EU Inspects Electronic Manufacturers and Distributors Due To Suspicions of Online Price Manipulation
The European Commission announced that it made several unannounced inspections at several companies active in the manufacture, distribution, and retail of consumer electronics throughout the European Union. Although the Commission did not publicly disclose the names of the companies, according to the Associated Press, the companies include Samsung Group, Royal Phillips NV, and Media-Saturn-Holding GmbH. The EC said that the inspections came in response to suspicions that the companies violated EU antitrust rules by manipulating the online prices of some electronics and domestic appliances. Although the inspections do not mean that the companies are guilty of anti-competitive behavior, these inspections are a preliminary step into suspected anti-competitive practices, according to the commission.
In In Re: Lithium Ion Batteries Antitrust Litigation, Northern District of California Judge Yvonne Gonzalez Rogers ordered Panasonic Corp. to hand over documents used in a separate grand jury investigation that led Panasonic subsidiary Sanyo Electronics Co. Ltd. to plead guilty to antitrust charges and pay $10.7 million. The present case is a multidistrict price-fixing suit, where direct and indirect purchasers of lithium ion batteries sued manufacturers for allegedly conspiring to fix or raise prices.

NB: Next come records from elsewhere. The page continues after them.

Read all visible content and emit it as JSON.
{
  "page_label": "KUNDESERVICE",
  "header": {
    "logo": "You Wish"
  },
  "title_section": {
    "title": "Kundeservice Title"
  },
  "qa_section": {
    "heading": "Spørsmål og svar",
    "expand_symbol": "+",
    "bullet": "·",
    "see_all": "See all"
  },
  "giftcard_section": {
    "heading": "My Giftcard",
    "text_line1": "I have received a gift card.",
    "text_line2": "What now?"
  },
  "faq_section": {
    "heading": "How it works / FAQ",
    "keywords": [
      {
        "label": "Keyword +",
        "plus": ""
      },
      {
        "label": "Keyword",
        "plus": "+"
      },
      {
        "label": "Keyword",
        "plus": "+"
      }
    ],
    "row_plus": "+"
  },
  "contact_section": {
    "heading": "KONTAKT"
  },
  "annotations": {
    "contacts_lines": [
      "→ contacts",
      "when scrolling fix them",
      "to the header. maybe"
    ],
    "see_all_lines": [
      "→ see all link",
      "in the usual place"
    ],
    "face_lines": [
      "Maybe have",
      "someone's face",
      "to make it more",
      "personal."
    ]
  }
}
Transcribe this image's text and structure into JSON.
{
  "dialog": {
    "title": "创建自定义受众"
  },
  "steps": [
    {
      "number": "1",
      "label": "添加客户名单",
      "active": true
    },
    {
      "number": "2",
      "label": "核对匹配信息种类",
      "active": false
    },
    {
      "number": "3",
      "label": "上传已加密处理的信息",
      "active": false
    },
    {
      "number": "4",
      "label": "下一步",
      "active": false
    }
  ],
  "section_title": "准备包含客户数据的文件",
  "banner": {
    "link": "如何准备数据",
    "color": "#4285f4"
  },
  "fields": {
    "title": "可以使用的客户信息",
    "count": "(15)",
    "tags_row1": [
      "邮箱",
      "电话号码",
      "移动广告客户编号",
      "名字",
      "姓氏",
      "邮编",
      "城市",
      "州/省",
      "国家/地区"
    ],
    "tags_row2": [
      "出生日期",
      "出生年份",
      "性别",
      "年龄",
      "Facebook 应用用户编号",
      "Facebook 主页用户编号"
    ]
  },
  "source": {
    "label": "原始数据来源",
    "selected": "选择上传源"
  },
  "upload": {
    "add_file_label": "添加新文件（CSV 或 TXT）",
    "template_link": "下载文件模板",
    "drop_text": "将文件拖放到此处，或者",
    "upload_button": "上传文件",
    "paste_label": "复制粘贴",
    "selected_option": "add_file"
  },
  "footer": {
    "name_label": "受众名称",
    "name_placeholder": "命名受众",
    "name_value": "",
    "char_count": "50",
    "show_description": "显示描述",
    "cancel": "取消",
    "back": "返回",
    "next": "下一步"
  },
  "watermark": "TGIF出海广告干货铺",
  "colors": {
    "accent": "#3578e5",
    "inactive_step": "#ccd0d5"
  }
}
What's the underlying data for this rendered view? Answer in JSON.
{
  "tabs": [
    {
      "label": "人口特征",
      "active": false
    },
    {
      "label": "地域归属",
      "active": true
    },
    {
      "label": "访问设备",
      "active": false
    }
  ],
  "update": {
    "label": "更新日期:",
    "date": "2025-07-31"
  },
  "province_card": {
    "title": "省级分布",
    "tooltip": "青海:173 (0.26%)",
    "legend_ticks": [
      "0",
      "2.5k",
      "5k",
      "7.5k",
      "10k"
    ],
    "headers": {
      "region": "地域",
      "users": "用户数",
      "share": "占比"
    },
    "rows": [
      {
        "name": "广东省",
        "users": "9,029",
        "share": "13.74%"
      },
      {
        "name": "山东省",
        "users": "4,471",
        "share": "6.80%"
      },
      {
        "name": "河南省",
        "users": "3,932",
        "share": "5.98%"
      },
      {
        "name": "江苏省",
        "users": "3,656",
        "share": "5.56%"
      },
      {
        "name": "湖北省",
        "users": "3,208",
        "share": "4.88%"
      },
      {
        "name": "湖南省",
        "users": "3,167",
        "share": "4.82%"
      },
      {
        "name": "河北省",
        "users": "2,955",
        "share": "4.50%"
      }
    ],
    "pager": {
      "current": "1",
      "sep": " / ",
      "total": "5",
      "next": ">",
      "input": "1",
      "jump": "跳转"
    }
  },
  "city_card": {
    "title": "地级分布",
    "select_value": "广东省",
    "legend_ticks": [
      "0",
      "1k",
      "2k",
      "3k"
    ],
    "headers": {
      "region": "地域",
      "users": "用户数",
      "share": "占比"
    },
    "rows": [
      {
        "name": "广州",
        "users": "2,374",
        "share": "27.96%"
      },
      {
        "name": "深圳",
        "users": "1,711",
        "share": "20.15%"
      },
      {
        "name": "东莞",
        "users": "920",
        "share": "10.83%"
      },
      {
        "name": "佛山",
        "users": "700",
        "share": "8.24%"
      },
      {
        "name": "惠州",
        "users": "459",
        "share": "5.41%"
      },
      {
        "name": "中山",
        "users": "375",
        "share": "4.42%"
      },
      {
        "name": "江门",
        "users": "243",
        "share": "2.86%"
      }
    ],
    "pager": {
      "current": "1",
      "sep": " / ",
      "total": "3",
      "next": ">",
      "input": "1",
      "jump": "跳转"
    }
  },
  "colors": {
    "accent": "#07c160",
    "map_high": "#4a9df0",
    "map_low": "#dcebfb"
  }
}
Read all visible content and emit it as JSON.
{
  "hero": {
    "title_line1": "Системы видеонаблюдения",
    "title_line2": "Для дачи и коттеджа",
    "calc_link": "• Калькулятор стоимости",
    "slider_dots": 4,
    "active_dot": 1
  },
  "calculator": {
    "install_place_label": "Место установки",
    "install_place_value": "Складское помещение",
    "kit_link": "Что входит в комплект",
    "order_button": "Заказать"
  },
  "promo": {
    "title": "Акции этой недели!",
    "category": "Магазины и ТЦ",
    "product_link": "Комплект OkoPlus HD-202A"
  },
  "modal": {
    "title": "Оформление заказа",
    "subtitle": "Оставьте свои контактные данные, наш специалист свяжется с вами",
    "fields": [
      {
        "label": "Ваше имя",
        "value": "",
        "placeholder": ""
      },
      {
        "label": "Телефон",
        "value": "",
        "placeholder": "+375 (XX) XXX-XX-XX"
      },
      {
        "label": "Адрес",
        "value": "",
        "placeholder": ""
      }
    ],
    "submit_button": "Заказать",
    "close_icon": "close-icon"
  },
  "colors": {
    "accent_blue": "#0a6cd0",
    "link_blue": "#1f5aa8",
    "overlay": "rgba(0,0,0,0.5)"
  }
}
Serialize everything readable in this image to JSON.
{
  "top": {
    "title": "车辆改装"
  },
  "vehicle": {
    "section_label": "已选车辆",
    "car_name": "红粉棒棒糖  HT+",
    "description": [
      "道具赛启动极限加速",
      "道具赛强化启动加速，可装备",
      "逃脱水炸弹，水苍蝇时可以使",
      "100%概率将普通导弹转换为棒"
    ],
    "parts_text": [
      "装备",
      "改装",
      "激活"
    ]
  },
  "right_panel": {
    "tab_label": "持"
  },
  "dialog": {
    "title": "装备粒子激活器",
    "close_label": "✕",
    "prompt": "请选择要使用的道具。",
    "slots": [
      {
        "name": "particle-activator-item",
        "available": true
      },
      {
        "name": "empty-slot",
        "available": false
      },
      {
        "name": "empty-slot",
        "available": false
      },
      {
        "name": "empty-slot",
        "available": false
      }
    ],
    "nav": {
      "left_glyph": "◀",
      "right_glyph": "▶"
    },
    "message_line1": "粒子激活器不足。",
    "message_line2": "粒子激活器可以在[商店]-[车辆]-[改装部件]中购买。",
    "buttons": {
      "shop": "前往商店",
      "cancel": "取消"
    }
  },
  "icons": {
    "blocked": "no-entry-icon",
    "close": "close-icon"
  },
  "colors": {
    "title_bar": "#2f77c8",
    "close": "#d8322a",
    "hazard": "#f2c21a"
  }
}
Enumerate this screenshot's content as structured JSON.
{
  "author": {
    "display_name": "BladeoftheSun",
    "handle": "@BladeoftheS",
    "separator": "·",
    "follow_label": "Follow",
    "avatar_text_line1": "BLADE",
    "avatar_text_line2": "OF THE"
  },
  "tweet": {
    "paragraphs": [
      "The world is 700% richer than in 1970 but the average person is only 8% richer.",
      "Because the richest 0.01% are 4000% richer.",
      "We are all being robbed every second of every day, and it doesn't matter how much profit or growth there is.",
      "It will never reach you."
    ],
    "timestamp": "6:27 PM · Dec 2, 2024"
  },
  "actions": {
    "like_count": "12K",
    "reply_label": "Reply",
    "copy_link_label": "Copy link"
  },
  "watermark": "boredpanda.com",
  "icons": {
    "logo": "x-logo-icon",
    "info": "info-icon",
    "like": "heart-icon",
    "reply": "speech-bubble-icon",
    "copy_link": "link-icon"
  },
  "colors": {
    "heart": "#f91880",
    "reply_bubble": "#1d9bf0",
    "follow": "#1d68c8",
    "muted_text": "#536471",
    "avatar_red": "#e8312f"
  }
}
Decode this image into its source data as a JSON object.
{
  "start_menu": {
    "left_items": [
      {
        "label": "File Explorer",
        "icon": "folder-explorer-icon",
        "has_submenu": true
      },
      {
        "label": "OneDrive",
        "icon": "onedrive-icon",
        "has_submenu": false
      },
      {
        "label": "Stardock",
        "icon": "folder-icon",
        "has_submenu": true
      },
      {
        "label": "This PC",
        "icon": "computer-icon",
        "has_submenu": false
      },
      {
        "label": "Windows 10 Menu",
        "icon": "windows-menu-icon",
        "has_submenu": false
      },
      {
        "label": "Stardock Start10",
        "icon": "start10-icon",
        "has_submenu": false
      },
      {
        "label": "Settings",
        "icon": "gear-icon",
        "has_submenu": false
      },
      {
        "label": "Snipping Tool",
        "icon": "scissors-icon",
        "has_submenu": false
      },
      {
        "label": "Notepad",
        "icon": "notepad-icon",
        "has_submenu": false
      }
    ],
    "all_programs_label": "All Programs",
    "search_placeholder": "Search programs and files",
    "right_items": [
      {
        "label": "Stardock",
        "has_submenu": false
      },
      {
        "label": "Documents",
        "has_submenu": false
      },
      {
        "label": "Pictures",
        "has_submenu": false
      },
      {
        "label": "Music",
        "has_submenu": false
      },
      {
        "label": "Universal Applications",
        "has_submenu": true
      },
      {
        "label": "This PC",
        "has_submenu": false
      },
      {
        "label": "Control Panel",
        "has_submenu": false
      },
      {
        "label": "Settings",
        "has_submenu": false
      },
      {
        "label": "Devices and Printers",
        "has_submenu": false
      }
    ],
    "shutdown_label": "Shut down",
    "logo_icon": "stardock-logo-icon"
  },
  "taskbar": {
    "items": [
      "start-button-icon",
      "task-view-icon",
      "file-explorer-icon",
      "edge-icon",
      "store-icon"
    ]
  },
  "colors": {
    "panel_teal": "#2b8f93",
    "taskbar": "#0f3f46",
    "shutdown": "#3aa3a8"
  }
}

Besides the argument over the disclosure of the documents, the defendants argued that the entire case should be dismissed because the complaint lacked key details about the purchases at issue and defendants’ involvement in the alleged conspiracy. During the argument, the court pointed out that if a party was involved in the conspiracy for sales and it had repercussions down the line, that party would still be held responsible for the conspiracy. Although Judge Gonzalez Rogers did not issue a formal ruling on the motions to dismiss, she did say that the complaints will need to be revised and she hopes to issue a formal ruling within 30 days.
In Carolyn Fjord et al. v. AMR Corp. et al., Southern District of New York Judge Loretta A. Preska affirmed a bankruptcy judge’s decision to allow a merger between American Airlines and U.S. Airways to move forward. In their suit, a group of customers claimed that the merger would drive prices up and service down and would make planes more crowded. An earlier ruling by the bankruptcy court shut down the customers’ bid to stop the merger, so the customers appealed to the District Court. Judge Preska rejected the customers’ appeal, saying she fully supported the bankruptcy judge’s decision to allow the merger to proceed. Last month, the U.S. Department of Justice approved the merger, as long as the combined airline agreed to hand over a number of departure gates and takeoff and landing slots at several key airports to low-cost carriers.